__Work to be completed__:
Every line holding the string "this" is to be copied from the entries below.

BEGIN Data shown

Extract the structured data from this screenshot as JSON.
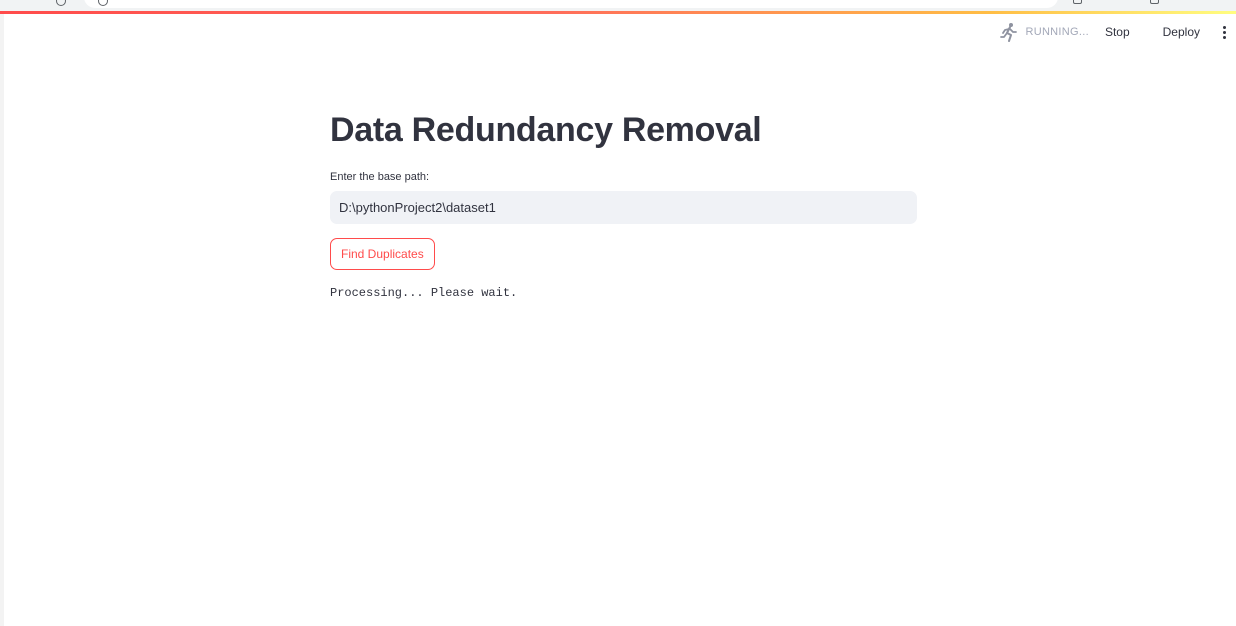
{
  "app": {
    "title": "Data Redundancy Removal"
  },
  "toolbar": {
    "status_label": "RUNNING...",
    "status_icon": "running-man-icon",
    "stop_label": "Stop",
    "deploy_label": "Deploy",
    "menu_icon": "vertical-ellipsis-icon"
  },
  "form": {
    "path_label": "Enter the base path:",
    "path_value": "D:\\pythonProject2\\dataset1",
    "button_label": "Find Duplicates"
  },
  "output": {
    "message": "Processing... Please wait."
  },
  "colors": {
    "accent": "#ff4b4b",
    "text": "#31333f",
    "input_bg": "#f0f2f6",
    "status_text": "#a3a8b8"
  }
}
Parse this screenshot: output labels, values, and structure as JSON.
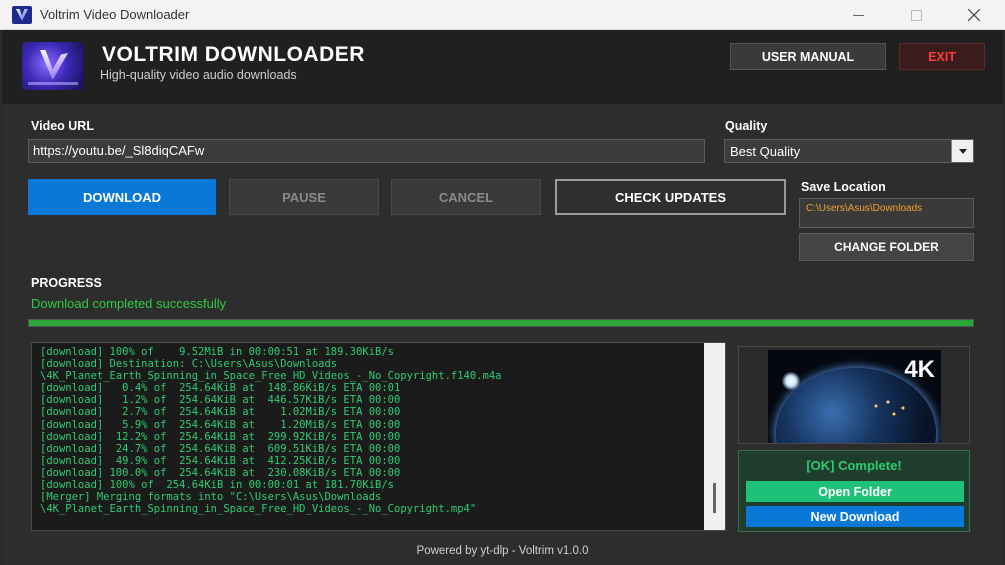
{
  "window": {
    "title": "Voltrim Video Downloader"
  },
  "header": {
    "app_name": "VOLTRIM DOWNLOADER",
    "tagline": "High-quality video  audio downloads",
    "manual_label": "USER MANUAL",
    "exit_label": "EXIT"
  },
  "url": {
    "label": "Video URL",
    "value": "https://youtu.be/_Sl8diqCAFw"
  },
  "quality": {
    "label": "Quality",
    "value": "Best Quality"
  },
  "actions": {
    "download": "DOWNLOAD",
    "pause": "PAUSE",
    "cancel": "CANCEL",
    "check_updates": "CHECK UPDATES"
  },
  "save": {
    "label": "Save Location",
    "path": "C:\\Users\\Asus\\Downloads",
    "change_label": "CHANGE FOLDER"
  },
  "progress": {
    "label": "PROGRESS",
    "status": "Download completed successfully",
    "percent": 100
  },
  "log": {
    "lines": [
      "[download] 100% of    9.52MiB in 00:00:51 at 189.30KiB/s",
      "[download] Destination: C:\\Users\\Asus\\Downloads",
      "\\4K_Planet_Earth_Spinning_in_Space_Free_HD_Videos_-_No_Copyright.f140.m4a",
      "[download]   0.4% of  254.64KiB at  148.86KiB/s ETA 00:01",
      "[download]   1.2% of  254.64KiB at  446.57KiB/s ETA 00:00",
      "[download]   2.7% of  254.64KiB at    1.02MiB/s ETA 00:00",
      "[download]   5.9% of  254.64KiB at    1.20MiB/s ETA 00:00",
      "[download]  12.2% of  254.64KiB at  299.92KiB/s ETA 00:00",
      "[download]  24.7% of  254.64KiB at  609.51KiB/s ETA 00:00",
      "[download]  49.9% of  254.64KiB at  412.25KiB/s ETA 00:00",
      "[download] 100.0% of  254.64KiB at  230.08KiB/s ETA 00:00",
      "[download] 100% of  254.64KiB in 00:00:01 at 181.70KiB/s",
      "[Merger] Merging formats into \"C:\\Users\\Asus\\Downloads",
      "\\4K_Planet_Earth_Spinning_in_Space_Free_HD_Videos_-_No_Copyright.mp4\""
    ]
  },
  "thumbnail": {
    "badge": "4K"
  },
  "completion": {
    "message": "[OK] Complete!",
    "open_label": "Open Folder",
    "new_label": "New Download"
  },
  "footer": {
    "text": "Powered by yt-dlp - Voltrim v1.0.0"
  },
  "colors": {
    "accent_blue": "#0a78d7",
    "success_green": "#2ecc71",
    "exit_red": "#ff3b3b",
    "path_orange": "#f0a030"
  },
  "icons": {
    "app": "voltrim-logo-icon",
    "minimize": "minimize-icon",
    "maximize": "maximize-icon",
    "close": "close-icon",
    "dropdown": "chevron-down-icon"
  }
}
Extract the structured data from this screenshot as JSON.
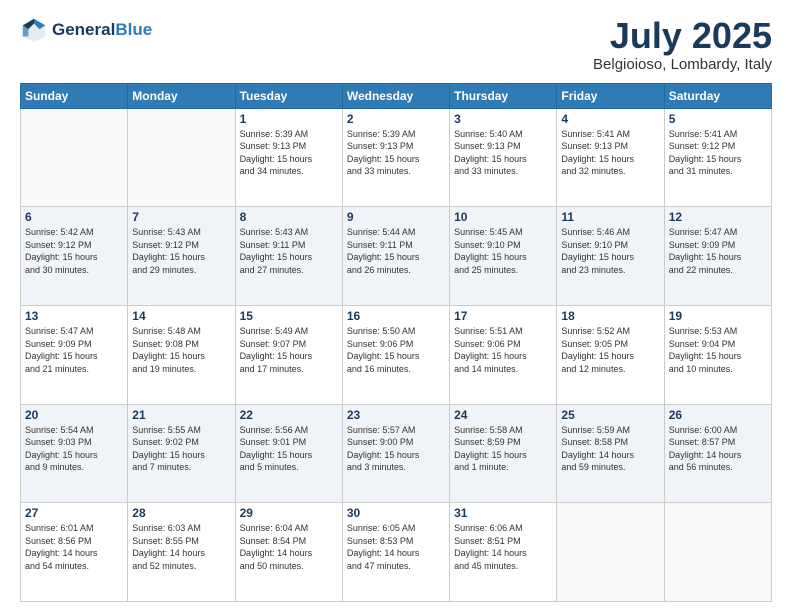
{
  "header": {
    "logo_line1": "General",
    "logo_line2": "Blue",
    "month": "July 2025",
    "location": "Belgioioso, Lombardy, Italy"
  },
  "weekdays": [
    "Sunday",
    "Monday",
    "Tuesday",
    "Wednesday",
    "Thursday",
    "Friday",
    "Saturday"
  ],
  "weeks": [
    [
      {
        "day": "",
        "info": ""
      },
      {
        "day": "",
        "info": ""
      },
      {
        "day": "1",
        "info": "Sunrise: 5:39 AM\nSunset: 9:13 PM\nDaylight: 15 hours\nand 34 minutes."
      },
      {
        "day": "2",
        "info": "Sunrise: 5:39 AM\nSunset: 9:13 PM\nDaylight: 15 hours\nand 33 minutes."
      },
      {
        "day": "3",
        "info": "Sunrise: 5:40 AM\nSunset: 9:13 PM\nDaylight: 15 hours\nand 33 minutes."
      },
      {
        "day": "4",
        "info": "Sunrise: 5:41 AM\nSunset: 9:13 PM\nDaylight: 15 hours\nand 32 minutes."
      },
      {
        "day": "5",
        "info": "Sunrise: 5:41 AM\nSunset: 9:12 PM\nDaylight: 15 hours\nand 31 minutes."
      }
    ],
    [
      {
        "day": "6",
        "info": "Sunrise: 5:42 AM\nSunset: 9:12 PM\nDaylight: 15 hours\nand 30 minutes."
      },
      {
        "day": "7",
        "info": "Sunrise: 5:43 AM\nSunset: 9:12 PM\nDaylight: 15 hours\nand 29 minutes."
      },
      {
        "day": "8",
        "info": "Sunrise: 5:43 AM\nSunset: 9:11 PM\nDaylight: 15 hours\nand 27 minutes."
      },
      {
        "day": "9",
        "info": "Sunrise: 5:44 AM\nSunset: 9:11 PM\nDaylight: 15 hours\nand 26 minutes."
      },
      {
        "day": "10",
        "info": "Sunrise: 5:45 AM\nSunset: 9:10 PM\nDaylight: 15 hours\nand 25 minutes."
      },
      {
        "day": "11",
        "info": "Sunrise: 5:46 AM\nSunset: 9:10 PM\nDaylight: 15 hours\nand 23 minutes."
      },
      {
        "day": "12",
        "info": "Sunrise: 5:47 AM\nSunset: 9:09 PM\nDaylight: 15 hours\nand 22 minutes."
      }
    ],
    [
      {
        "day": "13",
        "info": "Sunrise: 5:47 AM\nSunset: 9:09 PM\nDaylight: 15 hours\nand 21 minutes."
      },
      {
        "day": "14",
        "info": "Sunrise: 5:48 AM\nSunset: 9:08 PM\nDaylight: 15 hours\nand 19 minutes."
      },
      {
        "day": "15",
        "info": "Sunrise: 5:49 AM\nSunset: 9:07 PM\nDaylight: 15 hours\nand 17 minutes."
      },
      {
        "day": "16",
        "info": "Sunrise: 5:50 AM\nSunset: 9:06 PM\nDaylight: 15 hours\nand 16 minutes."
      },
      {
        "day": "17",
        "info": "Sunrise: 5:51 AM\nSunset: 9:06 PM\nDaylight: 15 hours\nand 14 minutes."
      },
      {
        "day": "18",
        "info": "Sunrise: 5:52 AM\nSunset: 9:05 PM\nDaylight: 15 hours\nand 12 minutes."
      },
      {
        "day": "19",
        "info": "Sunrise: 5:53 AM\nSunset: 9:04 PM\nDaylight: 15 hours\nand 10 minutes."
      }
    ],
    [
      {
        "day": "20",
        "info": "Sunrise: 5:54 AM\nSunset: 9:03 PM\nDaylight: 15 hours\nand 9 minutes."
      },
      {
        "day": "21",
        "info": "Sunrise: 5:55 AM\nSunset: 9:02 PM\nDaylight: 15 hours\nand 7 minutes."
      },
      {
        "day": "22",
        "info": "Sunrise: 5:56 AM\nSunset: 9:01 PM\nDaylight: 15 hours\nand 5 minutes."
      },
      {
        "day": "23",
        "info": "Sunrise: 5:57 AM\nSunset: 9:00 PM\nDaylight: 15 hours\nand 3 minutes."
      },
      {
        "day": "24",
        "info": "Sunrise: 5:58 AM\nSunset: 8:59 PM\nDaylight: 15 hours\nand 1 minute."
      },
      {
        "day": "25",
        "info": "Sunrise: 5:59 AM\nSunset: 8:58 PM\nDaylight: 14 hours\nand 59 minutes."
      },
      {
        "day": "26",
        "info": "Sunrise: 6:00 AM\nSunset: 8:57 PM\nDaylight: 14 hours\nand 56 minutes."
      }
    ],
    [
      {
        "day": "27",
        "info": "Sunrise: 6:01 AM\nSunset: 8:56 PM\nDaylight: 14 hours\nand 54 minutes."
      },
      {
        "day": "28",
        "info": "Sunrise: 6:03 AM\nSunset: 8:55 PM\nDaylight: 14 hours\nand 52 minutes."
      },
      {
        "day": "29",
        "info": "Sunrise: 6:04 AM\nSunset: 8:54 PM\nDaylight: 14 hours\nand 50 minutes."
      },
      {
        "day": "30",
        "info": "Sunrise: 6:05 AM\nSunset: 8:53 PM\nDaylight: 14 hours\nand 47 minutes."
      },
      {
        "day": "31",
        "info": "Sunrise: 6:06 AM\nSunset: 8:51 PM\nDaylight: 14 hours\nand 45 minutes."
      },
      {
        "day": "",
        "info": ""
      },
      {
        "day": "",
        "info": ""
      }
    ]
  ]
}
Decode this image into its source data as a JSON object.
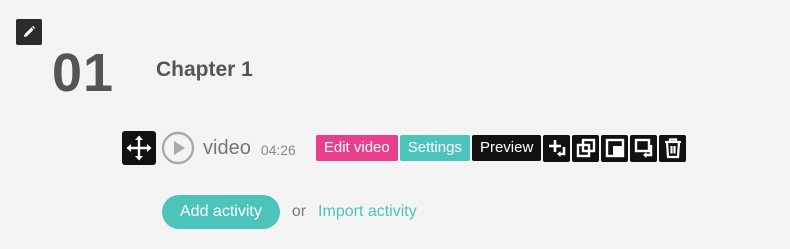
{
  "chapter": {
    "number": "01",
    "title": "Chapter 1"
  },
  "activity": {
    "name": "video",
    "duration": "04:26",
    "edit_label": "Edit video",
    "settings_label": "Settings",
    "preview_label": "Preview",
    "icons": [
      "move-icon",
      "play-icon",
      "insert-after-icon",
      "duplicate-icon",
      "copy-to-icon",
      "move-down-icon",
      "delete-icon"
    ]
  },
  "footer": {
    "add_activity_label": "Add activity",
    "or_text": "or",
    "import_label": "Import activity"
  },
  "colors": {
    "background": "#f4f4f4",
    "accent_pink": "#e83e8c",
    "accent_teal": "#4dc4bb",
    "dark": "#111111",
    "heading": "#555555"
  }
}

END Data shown

__Problem solution__:
Extract the structured data from this screenshot as JSON.
Parse this screenshot: output labels, values, and structure as JSON.
Extract the structured data from this screenshot as JSON.
Decode this image into its source data as a JSON object.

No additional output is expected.